→ **TRY IT**
Everything in the listing below needs restating exactly, apart from the pictures.

→ **PROVIDED RECORDS**
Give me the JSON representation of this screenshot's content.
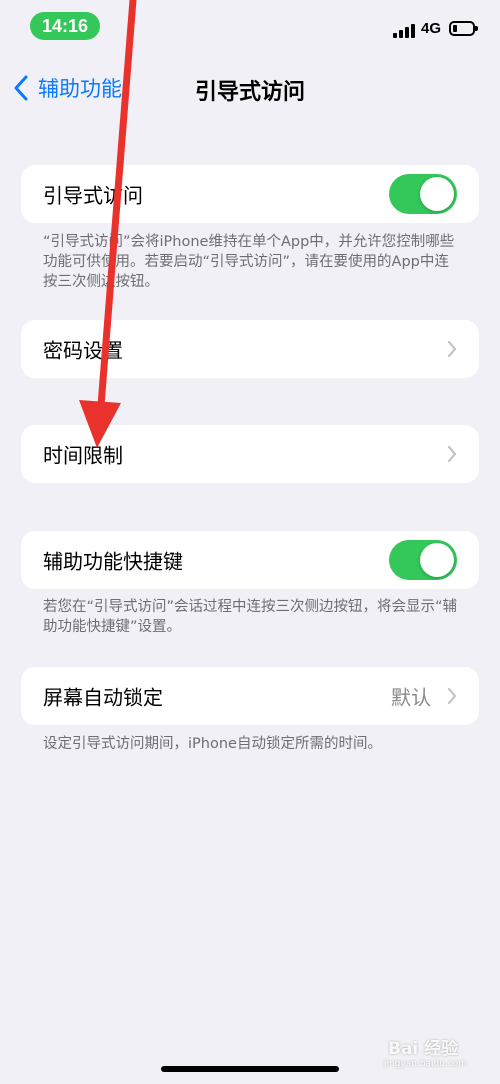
{
  "status_bar": {
    "time": "14:16",
    "network": "4G",
    "signal_icon": "cellular-signal-icon",
    "battery_icon": "battery-icon",
    "battery_level": 0.2
  },
  "nav": {
    "back_label": "辅助功能",
    "title": "引导式访问"
  },
  "sections": {
    "guided_access": {
      "label": "引导式访问",
      "toggle_on": true,
      "footer": "“引导式访问”会将iPhone维持在单个App中，并允许您控制哪些功能可供使用。若要启动“引导式访问”，请在要使用的App中连按三次侧边按钮。"
    },
    "passcode": {
      "label": "密码设置"
    },
    "time_limits": {
      "label": "时间限制"
    },
    "accessibility_shortcut": {
      "label": "辅助功能快捷键",
      "toggle_on": true,
      "footer": "若您在“引导式访问”会话过程中连按三次侧边按钮，将会显示“辅助功能快捷键”设置。"
    },
    "auto_lock": {
      "label": "屏幕自动锁定",
      "value": "默认",
      "footer": "设定引导式访问期间，iPhone自动锁定所需的时间。"
    }
  },
  "colors": {
    "accent": "#0a7aff",
    "toggle_on": "#34c759",
    "annotation_arrow": "#e8322b",
    "background": "#f1f0f6"
  },
  "watermark": {
    "text": "Bai 经验",
    "sub": "jingyan.baidu.com"
  }
}
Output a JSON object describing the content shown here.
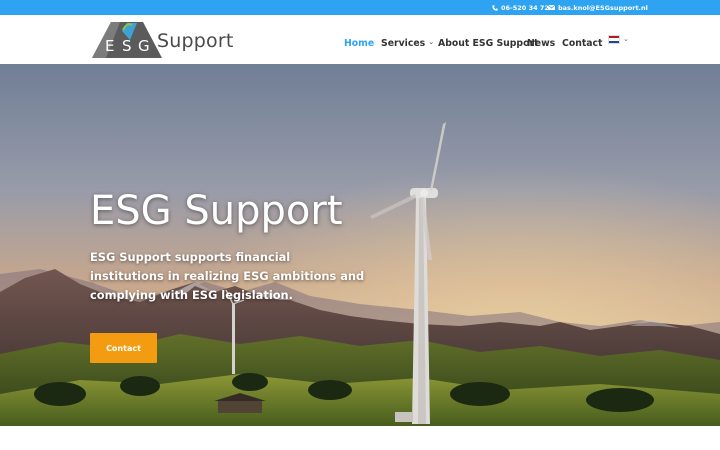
{
  "topbar": {
    "phone": "06-520 34 724",
    "email": "bas.knol@ESGsupport.nl",
    "phone_icon": "phone-icon",
    "email_icon": "envelope-icon",
    "background": "#2ea3f2"
  },
  "header": {
    "logo_letters": {
      "e": "E",
      "s": "S",
      "g": "G"
    },
    "logo_text": "Support",
    "nav": {
      "home": "Home",
      "services": "Services",
      "about": "About ESG Support",
      "news": "News",
      "contact": "Contact"
    },
    "language_flag": "dutch-flag-icon",
    "accent_color": "#2ea3f2"
  },
  "hero": {
    "title": "ESG Support",
    "description": "ESG Support supports financial institutions in realizing ESG ambitions and complying with ESG legislation.",
    "button_label": "Contact",
    "button_color": "#f39c12"
  }
}
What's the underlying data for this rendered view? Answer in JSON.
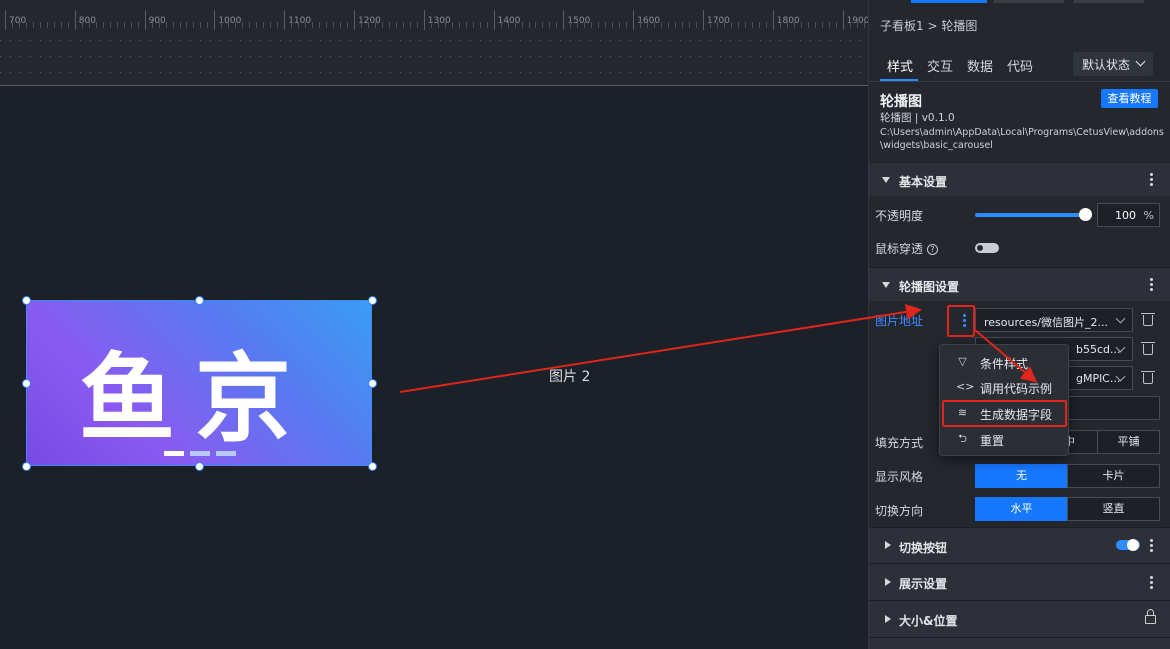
{
  "ruler": {
    "labels": [
      "700",
      "800",
      "900",
      "1000",
      "1100",
      "1200",
      "1300",
      "1400",
      "1500",
      "1600",
      "1700",
      "1800",
      "1900"
    ]
  },
  "canvas": {
    "logo_chars": [
      "鱼",
      "京"
    ],
    "image_label": "图片 2"
  },
  "panel": {
    "breadcrumb": "子看板1 > 轮播图",
    "tabs": [
      "样式",
      "交互",
      "数据",
      "代码"
    ],
    "active_tab": "样式",
    "state_select": "默认状态",
    "component": {
      "title": "轮播图",
      "version": "轮播图 | v0.1.0",
      "path": "C:\\Users\\admin\\AppData\\Local\\Programs\\CetusView\\addons\\widgets\\basic_carousel",
      "tutorial_button": "查看教程"
    },
    "basic": {
      "header": "基本设置",
      "opacity_label": "不透明度",
      "opacity_value": "100",
      "opacity_unit": "%",
      "opacity_level": 1.0,
      "mouse_through_label": "鼠标穿透",
      "help_glyph": "?",
      "mouse_through_on": false
    },
    "carousel": {
      "header": "轮播图设置",
      "image_url_label": "图片地址",
      "url_1": "resources/微信图片_2...",
      "url_2": "b55cd...",
      "url_3": "gMPlC...",
      "fill_label": "填充方式",
      "fill_opt_center": "中",
      "fill_opt_tile": "平铺",
      "style_label": "显示风格",
      "style_opts": [
        "无",
        "卡片"
      ],
      "style_active": "无",
      "direction_label": "切换方向",
      "direction_opts": [
        "水平",
        "竖直"
      ],
      "direction_active": "水平"
    },
    "menu": {
      "items": [
        "条件样式",
        "调用代码示例",
        "生成数据字段",
        "重置"
      ],
      "icons": [
        "filter-icon",
        "code-icon",
        "database-icon",
        "reset-icon"
      ],
      "icon_glyphs": [
        "▽",
        "<>",
        "≋",
        "⮌"
      ]
    },
    "sections": {
      "switch_button": "切换按钮",
      "switch_button_on": true,
      "display": "展示设置",
      "size_position": "大小&位置"
    }
  },
  "colors": {
    "accent": "#1677ff",
    "highlight": "#e0251b",
    "panel_bg": "#24272e",
    "canvas_bg": "#1b2029"
  }
}
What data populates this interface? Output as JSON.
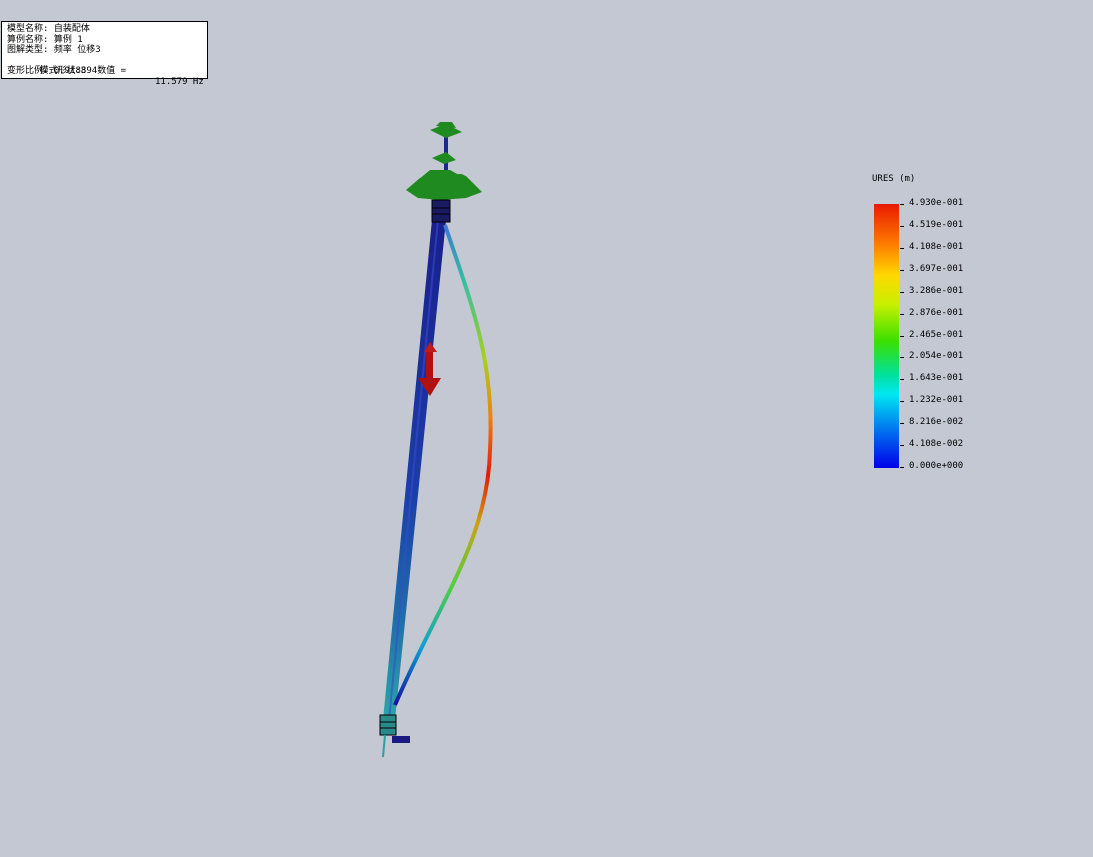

→ **RESULT**
Give me the JSON representation of this screenshot's content.
{
  "status_bar": {
    "time": "14:16",
    "network": "4G",
    "signal_icon": "cellular-signal-icon",
    "battery_icon": "battery-icon",
    "battery_level": 0.2
  },
  "nav": {
    "back_label": "辅助功能",
    "title": "引导式访问"
  },
  "sections": {
    "guided_access": {
      "label": "引导式访问",
      "toggle_on": true,
      "footer": "“引导式访问”会将iPhone维持在单个App中，并允许您控制哪些功能可供使用。若要启动“引导式访问”，请在要使用的App中连按三次侧边按钮。"
    },
    "passcode": {
      "label": "密码设置"
    },
    "time_limits": {
      "label": "时间限制"
    },
    "accessibility_shortcut": {
      "label": "辅助功能快捷键",
      "toggle_on": true,
      "footer": "若您在“引导式访问”会话过程中连按三次侧边按钮，将会显示“辅助功能快捷键”设置。"
    },
    "auto_lock": {
      "label": "屏幕自动锁定",
      "value": "默认",
      "footer": "设定引导式访问期间，iPhone自动锁定所需的时间。"
    }
  },
  "colors": {
    "accent": "#0a7aff",
    "toggle_on": "#34c759",
    "annotation_arrow": "#e8322b",
    "background": "#f1f0f6"
  },
  "watermark": {
    "text": "Bai 经验",
    "sub": "jingyan.baidu.com"
  }
}
Output a JSON object describing the content shown here.
{
  "topbar": {
    "phone": "06-520 34 724",
    "email": "bas.knol@ESGsupport.nl",
    "phone_icon": "phone-icon",
    "email_icon": "envelope-icon",
    "background": "#2ea3f2"
  },
  "header": {
    "logo_letters": {
      "e": "E",
      "s": "S",
      "g": "G"
    },
    "logo_text": "Support",
    "nav": {
      "home": "Home",
      "services": "Services",
      "about": "About ESG Support",
      "news": "News",
      "contact": "Contact"
    },
    "language_flag": "dutch-flag-icon",
    "accent_color": "#2ea3f2"
  },
  "hero": {
    "title": "ESG Support",
    "description": "ESG Support supports financial institutions in realizing ESG ambitions and complying with ESG legislation.",
    "button_label": "Contact",
    "button_color": "#f39c12"
  }
}
What's the underlying data for this rendered view? Answer in JSON.
{
  "ruler": {
    "labels": [
      "700",
      "800",
      "900",
      "1000",
      "1100",
      "1200",
      "1300",
      "1400",
      "1500",
      "1600",
      "1700",
      "1800",
      "1900"
    ]
  },
  "canvas": {
    "logo_chars": [
      "鱼",
      "京"
    ],
    "image_label": "图片 2"
  },
  "panel": {
    "breadcrumb": "子看板1 > 轮播图",
    "tabs": [
      "样式",
      "交互",
      "数据",
      "代码"
    ],
    "active_tab": "样式",
    "state_select": "默认状态",
    "component": {
      "title": "轮播图",
      "version": "轮播图 | v0.1.0",
      "path": "C:\\Users\\admin\\AppData\\Local\\Programs\\CetusView\\addons\\widgets\\basic_carousel",
      "tutorial_button": "查看教程"
    },
    "basic": {
      "header": "基本设置",
      "opacity_label": "不透明度",
      "opacity_value": "100",
      "opacity_unit": "%",
      "opacity_level": 1.0,
      "mouse_through_label": "鼠标穿透",
      "help_glyph": "?",
      "mouse_through_on": false
    },
    "carousel": {
      "header": "轮播图设置",
      "image_url_label": "图片地址",
      "url_1": "resources/微信图片_2...",
      "url_2": "b55cd...",
      "url_3": "gMPlC...",
      "fill_label": "填充方式",
      "fill_opt_center": "中",
      "fill_opt_tile": "平铺",
      "style_label": "显示风格",
      "style_opts": [
        "无",
        "卡片"
      ],
      "style_active": "无",
      "direction_label": "切换方向",
      "direction_opts": [
        "水平",
        "竖直"
      ],
      "direction_active": "水平"
    },
    "menu": {
      "items": [
        "条件样式",
        "调用代码示例",
        "生成数据字段",
        "重置"
      ],
      "icons": [
        "filter-icon",
        "code-icon",
        "database-icon",
        "reset-icon"
      ],
      "icon_glyphs": [
        "▽",
        "<>",
        "≋",
        "⮌"
      ]
    },
    "sections": {
      "switch_button": "切换按钮",
      "switch_button_on": true,
      "display": "展示设置",
      "size_position": "大小&位置"
    }
  },
  "colors": {
    "accent": "#1677ff",
    "highlight": "#e0251b",
    "panel_bg": "#24272e",
    "canvas_bg": "#1b2029"
  }
}
What data populates this interface? Output as JSON.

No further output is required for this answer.